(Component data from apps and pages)
=== Section Start ===

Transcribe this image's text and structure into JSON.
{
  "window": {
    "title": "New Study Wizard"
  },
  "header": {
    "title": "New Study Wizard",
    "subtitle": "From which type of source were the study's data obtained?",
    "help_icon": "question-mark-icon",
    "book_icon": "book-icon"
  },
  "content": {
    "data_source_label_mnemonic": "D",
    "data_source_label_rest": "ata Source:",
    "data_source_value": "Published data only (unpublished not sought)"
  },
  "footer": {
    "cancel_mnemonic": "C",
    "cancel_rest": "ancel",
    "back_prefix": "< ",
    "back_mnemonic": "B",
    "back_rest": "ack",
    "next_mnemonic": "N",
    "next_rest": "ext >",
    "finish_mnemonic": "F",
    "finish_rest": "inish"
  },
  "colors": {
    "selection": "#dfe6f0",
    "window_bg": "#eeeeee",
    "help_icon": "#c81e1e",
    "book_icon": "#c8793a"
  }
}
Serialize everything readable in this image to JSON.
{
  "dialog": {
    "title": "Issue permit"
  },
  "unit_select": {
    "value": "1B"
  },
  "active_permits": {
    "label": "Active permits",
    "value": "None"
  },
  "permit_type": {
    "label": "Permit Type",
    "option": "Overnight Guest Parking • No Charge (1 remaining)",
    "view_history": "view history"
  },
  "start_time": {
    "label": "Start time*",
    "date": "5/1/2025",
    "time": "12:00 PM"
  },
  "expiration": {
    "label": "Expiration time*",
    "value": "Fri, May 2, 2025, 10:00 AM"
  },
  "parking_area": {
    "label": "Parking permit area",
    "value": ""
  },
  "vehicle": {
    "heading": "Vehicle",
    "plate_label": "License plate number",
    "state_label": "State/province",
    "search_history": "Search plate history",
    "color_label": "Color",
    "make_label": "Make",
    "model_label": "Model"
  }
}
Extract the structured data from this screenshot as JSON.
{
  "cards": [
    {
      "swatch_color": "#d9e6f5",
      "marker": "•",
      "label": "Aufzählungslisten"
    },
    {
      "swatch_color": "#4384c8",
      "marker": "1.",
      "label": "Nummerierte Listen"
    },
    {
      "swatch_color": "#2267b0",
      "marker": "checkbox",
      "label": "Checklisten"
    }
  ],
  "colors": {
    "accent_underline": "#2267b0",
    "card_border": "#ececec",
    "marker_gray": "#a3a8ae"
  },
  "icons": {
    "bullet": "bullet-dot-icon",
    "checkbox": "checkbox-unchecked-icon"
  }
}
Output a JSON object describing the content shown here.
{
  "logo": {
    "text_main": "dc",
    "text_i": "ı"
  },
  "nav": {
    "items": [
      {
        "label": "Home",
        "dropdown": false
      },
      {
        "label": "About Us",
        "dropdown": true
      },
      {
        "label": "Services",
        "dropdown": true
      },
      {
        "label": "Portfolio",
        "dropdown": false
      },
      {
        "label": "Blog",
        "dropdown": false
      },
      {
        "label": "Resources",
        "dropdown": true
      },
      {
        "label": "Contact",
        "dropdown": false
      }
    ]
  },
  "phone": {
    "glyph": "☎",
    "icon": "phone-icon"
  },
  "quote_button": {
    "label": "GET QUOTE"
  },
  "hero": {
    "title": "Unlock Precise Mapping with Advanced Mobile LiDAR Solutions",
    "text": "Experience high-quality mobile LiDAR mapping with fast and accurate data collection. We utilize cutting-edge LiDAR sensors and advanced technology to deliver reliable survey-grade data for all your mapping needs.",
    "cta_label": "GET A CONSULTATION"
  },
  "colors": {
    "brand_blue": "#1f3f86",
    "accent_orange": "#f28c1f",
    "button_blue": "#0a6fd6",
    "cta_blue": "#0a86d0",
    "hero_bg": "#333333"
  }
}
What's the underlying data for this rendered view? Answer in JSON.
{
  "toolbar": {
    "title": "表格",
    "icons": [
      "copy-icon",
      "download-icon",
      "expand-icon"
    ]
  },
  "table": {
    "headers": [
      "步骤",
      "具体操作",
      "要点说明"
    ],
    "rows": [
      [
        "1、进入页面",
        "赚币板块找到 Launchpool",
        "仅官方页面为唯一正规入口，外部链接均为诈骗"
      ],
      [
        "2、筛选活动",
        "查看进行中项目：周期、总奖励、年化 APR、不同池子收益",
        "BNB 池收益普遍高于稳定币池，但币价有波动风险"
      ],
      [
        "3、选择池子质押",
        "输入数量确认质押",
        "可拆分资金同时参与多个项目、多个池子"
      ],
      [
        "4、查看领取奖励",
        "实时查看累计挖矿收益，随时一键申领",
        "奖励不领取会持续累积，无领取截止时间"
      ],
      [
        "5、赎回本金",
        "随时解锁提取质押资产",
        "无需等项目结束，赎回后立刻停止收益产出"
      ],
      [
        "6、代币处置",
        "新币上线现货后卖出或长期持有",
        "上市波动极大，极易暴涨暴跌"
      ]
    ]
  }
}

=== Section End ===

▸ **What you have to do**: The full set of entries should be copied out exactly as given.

▸ **Your solution**:
Transcribe this image's text and structure into JSON.
{
  "window": {
    "title": "New Study Wizard"
  },
  "header": {
    "title": "New Study Wizard",
    "subtitle": "From which type of source were the study's data obtained?",
    "help_icon": "question-mark-icon",
    "book_icon": "book-icon"
  },
  "content": {
    "data_source_label_mnemonic": "D",
    "data_source_label_rest": "ata Source:",
    "data_source_value": "Published data only (unpublished not sought)"
  },
  "footer": {
    "cancel_mnemonic": "C",
    "cancel_rest": "ancel",
    "back_prefix": "< ",
    "back_mnemonic": "B",
    "back_rest": "ack",
    "next_mnemonic": "N",
    "next_rest": "ext >",
    "finish_mnemonic": "F",
    "finish_rest": "inish"
  },
  "colors": {
    "selection": "#dfe6f0",
    "window_bg": "#eeeeee",
    "help_icon": "#c81e1e",
    "book_icon": "#c8793a"
  }
}
Serialize everything readable in this image to JSON.
{
  "dialog": {
    "title": "Issue permit"
  },
  "unit_select": {
    "value": "1B"
  },
  "active_permits": {
    "label": "Active permits",
    "value": "None"
  },
  "permit_type": {
    "label": "Permit Type",
    "option": "Overnight Guest Parking • No Charge (1 remaining)",
    "view_history": "view history"
  },
  "start_time": {
    "label": "Start time*",
    "date": "5/1/2025",
    "time": "12:00 PM"
  },
  "expiration": {
    "label": "Expiration time*",
    "value": "Fri, May 2, 2025, 10:00 AM"
  },
  "parking_area": {
    "label": "Parking permit area",
    "value": ""
  },
  "vehicle": {
    "heading": "Vehicle",
    "plate_label": "License plate number",
    "state_label": "State/province",
    "search_history": "Search plate history",
    "color_label": "Color",
    "make_label": "Make",
    "model_label": "Model"
  }
}
Extract the structured data from this screenshot as JSON.
{
  "cards": [
    {
      "swatch_color": "#d9e6f5",
      "marker": "•",
      "label": "Aufzählungslisten"
    },
    {
      "swatch_color": "#4384c8",
      "marker": "1.",
      "label": "Nummerierte Listen"
    },
    {
      "swatch_color": "#2267b0",
      "marker": "checkbox",
      "label": "Checklisten"
    }
  ],
  "colors": {
    "accent_underline": "#2267b0",
    "card_border": "#ececec",
    "marker_gray": "#a3a8ae"
  },
  "icons": {
    "bullet": "bullet-dot-icon",
    "checkbox": "checkbox-unchecked-icon"
  }
}
Output a JSON object describing the content shown here.
{
  "logo": {
    "text_main": "dc",
    "text_i": "ı"
  },
  "nav": {
    "items": [
      {
        "label": "Home",
        "dropdown": false
      },
      {
        "label": "About Us",
        "dropdown": true
      },
      {
        "label": "Services",
        "dropdown": true
      },
      {
        "label": "Portfolio",
        "dropdown": false
      },
      {
        "label": "Blog",
        "dropdown": false
      },
      {
        "label": "Resources",
        "dropdown": true
      },
      {
        "label": "Contact",
        "dropdown": false
      }
    ]
  },
  "phone": {
    "glyph": "☎",
    "icon": "phone-icon"
  },
  "quote_button": {
    "label": "GET QUOTE"
  },
  "hero": {
    "title": "Unlock Precise Mapping with Advanced Mobile LiDAR Solutions",
    "text": "Experience high-quality mobile LiDAR mapping with fast and accurate data collection. We utilize cutting-edge LiDAR sensors and advanced technology to deliver reliable survey-grade data for all your mapping needs.",
    "cta_label": "GET A CONSULTATION"
  },
  "colors": {
    "brand_blue": "#1f3f86",
    "accent_orange": "#f28c1f",
    "button_blue": "#0a6fd6",
    "cta_blue": "#0a86d0",
    "hero_bg": "#333333"
  }
}
What's the underlying data for this rendered view? Answer in JSON.
{
  "toolbar": {
    "title": "表格",
    "icons": [
      "copy-icon",
      "download-icon",
      "expand-icon"
    ]
  },
  "table": {
    "headers": [
      "步骤",
      "具体操作",
      "要点说明"
    ],
    "rows": [
      [
        "1、进入页面",
        "赚币板块找到 Launchpool",
        "仅官方页面为唯一正规入口，外部链接均为诈骗"
      ],
      [
        "2、筛选活动",
        "查看进行中项目：周期、总奖励、年化 APR、不同池子收益",
        "BNB 池收益普遍高于稳定币池，但币价有波动风险"
      ],
      [
        "3、选择池子质押",
        "输入数量确认质押",
        "可拆分资金同时参与多个项目、多个池子"
      ],
      [
        "4、查看领取奖励",
        "实时查看累计挖矿收益，随时一键申领",
        "奖励不领取会持续累积，无领取截止时间"
      ],
      [
        "5、赎回本金",
        "随时解锁提取质押资产",
        "无需等项目结束，赎回后立刻停止收益产出"
      ],
      [
        "6、代币处置",
        "新币上线现货后卖出或长期持有",
        "上市波动极大，极易暴涨暴跌"
      ]
    ]
  }
}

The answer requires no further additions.